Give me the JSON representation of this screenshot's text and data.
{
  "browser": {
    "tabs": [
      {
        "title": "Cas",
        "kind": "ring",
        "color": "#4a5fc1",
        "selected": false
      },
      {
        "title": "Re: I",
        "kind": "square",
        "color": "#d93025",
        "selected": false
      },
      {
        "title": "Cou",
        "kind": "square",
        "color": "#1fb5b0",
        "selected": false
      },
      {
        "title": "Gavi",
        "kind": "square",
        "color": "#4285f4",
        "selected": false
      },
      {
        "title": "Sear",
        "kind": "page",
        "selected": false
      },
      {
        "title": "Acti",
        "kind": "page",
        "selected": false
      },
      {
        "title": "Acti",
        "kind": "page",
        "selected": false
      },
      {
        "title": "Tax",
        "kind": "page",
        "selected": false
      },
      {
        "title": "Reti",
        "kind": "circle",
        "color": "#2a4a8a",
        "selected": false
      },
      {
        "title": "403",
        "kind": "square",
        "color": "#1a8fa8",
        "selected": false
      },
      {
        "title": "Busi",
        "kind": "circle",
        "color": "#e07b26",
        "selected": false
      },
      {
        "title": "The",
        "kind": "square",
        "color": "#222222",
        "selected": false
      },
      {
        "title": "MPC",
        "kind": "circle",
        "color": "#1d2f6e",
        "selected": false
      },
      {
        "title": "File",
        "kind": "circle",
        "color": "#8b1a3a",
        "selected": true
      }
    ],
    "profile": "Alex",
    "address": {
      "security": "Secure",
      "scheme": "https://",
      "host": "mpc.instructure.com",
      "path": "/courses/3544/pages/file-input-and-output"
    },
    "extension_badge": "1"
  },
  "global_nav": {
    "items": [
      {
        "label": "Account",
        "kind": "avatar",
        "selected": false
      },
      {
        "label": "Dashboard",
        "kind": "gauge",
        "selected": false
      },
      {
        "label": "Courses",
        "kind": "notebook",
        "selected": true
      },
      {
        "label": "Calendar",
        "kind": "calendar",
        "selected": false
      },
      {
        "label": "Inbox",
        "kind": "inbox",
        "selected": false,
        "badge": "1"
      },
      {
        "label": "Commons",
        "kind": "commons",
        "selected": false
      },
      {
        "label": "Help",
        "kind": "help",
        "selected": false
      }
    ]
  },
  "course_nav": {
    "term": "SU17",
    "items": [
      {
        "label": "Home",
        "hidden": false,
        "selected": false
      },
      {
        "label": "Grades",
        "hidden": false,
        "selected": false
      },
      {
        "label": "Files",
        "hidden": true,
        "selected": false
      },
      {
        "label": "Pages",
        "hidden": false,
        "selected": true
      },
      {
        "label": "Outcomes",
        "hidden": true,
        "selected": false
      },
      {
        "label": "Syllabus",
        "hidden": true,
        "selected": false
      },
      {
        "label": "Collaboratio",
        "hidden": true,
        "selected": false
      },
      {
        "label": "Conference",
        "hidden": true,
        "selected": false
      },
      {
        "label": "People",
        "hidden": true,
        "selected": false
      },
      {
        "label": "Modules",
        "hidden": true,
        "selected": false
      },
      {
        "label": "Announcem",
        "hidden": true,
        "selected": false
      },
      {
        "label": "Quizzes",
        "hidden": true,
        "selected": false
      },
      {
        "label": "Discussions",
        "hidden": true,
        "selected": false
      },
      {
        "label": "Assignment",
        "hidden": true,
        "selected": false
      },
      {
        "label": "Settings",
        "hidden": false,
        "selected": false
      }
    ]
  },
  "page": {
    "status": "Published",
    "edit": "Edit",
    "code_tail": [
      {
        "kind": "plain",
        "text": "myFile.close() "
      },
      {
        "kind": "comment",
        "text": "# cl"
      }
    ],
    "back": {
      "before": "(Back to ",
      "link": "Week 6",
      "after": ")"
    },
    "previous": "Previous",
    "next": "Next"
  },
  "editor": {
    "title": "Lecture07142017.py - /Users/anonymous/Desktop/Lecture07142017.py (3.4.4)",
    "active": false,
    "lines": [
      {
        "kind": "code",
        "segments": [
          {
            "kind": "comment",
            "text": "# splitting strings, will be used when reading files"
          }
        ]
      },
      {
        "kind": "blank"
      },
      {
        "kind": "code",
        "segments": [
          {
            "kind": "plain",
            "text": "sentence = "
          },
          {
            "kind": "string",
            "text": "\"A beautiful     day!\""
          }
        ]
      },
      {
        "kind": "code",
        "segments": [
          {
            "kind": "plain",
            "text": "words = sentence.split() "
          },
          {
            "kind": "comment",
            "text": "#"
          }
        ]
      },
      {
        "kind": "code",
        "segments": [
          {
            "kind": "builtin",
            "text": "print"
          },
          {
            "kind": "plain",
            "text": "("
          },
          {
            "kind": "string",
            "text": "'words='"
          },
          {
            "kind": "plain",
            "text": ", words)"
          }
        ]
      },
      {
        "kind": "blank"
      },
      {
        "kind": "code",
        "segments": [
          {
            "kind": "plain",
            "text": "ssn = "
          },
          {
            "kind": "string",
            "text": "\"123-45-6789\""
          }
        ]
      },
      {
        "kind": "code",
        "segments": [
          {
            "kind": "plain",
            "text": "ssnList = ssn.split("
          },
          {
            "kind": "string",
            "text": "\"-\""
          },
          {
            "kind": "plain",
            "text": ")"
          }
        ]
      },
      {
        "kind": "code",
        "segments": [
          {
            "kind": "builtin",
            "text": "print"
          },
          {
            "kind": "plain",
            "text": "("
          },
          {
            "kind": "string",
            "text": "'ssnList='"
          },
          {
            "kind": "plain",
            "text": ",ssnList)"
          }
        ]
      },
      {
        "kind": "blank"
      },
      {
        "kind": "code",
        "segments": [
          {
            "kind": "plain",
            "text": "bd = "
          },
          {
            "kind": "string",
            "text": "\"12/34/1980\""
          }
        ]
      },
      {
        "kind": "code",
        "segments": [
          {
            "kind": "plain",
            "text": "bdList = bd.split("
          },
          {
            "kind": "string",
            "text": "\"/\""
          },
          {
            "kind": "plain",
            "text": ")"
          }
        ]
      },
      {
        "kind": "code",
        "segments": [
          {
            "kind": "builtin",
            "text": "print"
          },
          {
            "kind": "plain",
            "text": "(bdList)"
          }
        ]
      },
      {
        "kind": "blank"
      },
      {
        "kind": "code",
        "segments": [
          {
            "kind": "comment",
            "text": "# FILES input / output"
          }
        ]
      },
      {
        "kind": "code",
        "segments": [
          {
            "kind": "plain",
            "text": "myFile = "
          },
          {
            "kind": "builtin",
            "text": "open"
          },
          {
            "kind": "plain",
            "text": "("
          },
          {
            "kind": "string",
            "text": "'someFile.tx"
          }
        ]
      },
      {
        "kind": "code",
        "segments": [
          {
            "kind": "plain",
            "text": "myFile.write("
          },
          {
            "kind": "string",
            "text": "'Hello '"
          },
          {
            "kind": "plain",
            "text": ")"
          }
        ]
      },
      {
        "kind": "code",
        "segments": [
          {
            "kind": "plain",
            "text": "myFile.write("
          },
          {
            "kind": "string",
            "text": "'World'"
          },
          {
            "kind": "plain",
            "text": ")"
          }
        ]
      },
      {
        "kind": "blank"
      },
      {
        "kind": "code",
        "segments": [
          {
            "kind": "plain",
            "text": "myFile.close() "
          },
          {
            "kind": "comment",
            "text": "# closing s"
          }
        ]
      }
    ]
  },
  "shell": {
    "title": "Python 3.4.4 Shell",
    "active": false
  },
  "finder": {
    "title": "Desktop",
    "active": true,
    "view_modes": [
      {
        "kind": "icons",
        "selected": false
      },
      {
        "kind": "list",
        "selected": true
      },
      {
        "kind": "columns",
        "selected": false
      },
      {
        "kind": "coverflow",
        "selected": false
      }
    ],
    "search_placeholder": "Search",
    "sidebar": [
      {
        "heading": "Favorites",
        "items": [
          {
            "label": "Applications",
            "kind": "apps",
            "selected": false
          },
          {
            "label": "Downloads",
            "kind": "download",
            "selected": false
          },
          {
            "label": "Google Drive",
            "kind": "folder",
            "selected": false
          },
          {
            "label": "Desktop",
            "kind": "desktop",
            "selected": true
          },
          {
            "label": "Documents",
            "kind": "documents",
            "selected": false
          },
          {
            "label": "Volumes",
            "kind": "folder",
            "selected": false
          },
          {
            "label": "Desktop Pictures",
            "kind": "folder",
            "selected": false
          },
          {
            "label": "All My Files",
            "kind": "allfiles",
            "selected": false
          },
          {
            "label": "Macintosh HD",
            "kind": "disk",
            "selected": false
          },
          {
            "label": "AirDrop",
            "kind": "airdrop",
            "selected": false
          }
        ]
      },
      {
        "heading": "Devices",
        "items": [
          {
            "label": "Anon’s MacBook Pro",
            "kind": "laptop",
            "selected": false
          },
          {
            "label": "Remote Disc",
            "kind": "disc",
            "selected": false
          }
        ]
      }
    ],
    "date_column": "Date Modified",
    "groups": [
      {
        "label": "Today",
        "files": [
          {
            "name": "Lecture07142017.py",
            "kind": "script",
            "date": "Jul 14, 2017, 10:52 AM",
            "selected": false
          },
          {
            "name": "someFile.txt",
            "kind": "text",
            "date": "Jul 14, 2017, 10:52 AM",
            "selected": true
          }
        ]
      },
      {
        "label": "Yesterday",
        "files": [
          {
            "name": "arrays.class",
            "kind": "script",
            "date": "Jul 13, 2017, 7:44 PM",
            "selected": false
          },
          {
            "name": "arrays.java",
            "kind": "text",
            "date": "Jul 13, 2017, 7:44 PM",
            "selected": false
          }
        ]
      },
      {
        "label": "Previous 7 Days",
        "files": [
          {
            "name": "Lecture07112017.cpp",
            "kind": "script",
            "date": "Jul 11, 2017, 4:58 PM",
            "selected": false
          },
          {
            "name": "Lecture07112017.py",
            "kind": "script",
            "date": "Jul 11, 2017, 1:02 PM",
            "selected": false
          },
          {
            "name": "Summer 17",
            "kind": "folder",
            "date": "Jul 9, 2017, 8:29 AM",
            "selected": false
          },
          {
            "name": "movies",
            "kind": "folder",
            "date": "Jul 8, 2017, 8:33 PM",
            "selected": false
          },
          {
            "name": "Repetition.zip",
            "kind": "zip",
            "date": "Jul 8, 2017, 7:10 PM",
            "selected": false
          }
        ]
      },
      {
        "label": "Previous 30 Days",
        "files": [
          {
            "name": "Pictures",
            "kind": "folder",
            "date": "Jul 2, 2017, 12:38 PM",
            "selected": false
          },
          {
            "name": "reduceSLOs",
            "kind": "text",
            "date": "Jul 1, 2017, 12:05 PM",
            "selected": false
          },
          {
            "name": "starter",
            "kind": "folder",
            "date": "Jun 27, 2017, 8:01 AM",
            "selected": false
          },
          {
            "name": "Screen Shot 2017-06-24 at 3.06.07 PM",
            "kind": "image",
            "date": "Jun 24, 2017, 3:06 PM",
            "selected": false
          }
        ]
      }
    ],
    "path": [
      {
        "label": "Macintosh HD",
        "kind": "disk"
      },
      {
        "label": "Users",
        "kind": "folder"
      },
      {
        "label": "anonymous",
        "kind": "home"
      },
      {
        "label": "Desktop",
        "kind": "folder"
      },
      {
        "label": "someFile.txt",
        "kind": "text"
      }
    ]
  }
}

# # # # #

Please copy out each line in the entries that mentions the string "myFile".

* Written solution:
        "text": "myFile.close() "
            "text": "myFile = "
            "text": "myFile.write("
            "text": "myFile.write("
            "text": "myFile.close() "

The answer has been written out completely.